    printf("value stored at ptr1: %d\n",*ptr1); // value stored at the address contained by ptr
    printf("value stored at ptr2: %d\n",**ptr2); // value stored at the address contained by the pointer stored at ptr2

    printf("address of ptr2: %x\n",&ptr2); // Address of ptr2 will be printed
}

Output:


Address of var: 61fe1c
Address of ptr1: 61fe10
value stored at ptr1: 1
value stored at ptr2: 1
address of ptr2: 61fe08

When to use double pointers in c

To understand when to use double pointers in C a little explanation is needed. In a single statement, we can define the use of Double pointer as :

Double pointers are used in cases where you want to change a pointer which is passed as an argument in the function.

Suppose that you have a pointer p1 with the address of a variable v1, as its value, and also you have another pointer p2 with the address of v2. Now you wish to change the address of p1 with p2. Is it possible to change the address stored in two pointers? Of Course possible,  you can achieve this by assigning p1= p2, meaning the address of p2 is now stored in p1. You can witness this in the following example:


#include 

int main()
{

    int v1 = 10;
    int v2 = 20;

    int * p1 = &v1;
    int * p2 = &v2;
   
    printf(" p1's value: %x \n", p1);
    printf(" p2's value: %x \n", p2);
   
    printf("\n\n Can we change values of two pointers , say p1 and p2 ?");
    p1 = p2;
    printf("\n Value of p1 changed to: %x, same as 'p2' ", p1);
}
 

Output:

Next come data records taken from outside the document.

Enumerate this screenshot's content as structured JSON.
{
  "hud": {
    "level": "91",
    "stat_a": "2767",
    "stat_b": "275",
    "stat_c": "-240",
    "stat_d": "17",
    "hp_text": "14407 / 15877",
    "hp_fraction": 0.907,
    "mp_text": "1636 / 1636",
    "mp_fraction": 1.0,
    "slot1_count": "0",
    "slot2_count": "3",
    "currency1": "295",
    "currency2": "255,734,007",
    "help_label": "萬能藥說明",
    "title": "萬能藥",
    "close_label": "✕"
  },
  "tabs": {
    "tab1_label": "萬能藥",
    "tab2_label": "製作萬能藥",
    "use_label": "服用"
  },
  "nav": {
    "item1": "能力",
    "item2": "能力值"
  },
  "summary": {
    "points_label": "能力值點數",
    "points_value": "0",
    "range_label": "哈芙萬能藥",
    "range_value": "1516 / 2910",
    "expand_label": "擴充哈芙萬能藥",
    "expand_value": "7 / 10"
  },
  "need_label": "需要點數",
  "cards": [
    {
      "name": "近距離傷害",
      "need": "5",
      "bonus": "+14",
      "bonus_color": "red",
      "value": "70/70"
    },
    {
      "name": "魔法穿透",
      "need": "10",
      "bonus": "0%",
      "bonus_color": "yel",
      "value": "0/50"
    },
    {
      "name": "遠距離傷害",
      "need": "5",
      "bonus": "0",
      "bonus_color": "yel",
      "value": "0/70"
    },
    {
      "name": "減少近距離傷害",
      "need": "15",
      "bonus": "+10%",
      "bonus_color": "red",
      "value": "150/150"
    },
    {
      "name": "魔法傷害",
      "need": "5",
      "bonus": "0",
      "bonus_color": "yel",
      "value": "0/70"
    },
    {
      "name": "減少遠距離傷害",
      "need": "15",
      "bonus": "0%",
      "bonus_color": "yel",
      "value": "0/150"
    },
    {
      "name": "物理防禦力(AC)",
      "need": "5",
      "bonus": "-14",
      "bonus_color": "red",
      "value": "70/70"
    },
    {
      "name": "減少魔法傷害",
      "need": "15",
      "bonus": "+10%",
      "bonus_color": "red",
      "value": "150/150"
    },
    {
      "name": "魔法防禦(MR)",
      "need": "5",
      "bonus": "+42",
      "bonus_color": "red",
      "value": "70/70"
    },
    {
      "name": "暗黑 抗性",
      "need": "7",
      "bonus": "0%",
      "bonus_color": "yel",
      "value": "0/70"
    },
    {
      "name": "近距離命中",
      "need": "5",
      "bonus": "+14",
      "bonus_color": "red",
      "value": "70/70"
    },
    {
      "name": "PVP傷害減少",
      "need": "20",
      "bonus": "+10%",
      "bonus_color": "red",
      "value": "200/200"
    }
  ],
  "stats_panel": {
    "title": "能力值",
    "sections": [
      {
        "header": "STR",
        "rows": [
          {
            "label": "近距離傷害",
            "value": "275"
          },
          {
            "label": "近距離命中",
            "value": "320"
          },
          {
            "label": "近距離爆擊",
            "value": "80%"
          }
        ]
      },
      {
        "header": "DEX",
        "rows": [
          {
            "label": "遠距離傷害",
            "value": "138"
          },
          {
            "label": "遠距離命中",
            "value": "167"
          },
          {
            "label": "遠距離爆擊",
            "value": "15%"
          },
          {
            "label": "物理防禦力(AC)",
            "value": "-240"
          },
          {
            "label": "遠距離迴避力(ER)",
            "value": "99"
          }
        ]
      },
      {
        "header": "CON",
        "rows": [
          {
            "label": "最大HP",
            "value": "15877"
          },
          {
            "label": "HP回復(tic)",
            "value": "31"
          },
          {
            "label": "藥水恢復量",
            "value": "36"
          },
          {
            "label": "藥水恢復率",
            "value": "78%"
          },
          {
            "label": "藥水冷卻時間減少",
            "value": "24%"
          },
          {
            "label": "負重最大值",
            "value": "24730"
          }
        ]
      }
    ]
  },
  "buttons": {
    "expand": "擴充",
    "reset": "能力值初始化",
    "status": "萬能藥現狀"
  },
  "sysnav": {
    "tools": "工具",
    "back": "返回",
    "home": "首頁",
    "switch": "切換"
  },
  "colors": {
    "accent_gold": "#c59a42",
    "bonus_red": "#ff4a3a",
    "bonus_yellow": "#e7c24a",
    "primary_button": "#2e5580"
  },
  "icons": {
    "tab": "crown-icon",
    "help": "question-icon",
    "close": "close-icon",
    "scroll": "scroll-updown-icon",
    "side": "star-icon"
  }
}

p1's value: 61fe04
p2's value: 61fe00

Can we change values of two pointers , say p1 and p2 ?
Value of p1 changed to: 61fe00, same as 'p2'

Now we will see whether the same can be done with function and what changes will reflect in the program. Yes, it can be done with the function, but the only thing matters is will the change made to pointers exist even after exiting the function. This can be spotted by examining the below given example:


#include 

int main()
{
    int v1 = 10;
    int v2 = 20;

    int * p1 = &v1;
    int * p2 = &v2;

    printf(" p1's value: %x \n", p1);
    printf(" p2's value: %x \n", p2);

   printf("\n\n Can we change values of two pointers using function? \n");
   change_fun(p1, p2);
   printf("\n Outside Function : Value of 'p1' is : %x, same as 'p1' not 'p2'\n", p1);
  return 0;
}

void change_fun(int * x, int * z){
    x = z;
    printf(" Inside Function : Value of 'p1' is: %x  same as 'p2'", x);
}

 

Output:


p1's value: 61fe0c
p2's value: 61fe08

Can we change values of two pointers using function?
Inside Function : Value of 'p1' is: 61fe08  same as 'p2'
Outside Function : Value of 'p1' is : 61fe0c, same as 'p1' not 'p2'

In this program, the value of the pointer changes from p1 to p2  inside the function, and that change exists within the function. Outside the function value of the pointer, p1 remains the same regardless of the change. This indicates that any change made to a pointer inside a function exists locally to that function. 

This will cause errors and is not a fair practice in programming. So to solve this issue we can make use of double pointers. Let’s observe the program and understand the tactics.


#include 

int main()
{
    int v1 = 10;
    int v2 = 20;

    int * p1 = &v1;
    int * p2 = &v2;
    int ** pp = &p1;  // pointer to pointer 'v1'

    printf(" p1's value: %x \n", p1);
    printf(" p2's value: %x \n", p2);

    printf("\n\n Can we change values of two pointers with the help of double pointers? \n");
    change_doublepointer(pp, p2);
   printf("\n Outside Function : Value of 'p1' is : %x, same as  'p2'\n", p1);
  return 0;
}
void change_doublepointer(int ** x, int * z){
    *x = z;
    printf(" Inside Function: Value of 'p1' is: %x , same as 'p2', \n", *x);

}

 

Output:


p1's value: 61fe0c
p2's value: 61fe08

Can we change values of two pointers with the help of double pointers?
Inside Function: Value of 'p1' is: 61fe08 , same as 'p2',
Outside Function : Value of 'p1' is : 61fe08, same as  'p2'

This program passed double-pointer pp as the argument of function and performs the same action. We know that double-pointer points to the address of another pointer and hence any change made inside a function will reflect outside also. This is because double pointers are working with address rather than values. 

In the next tutorial, you will learn about different types of pointers in C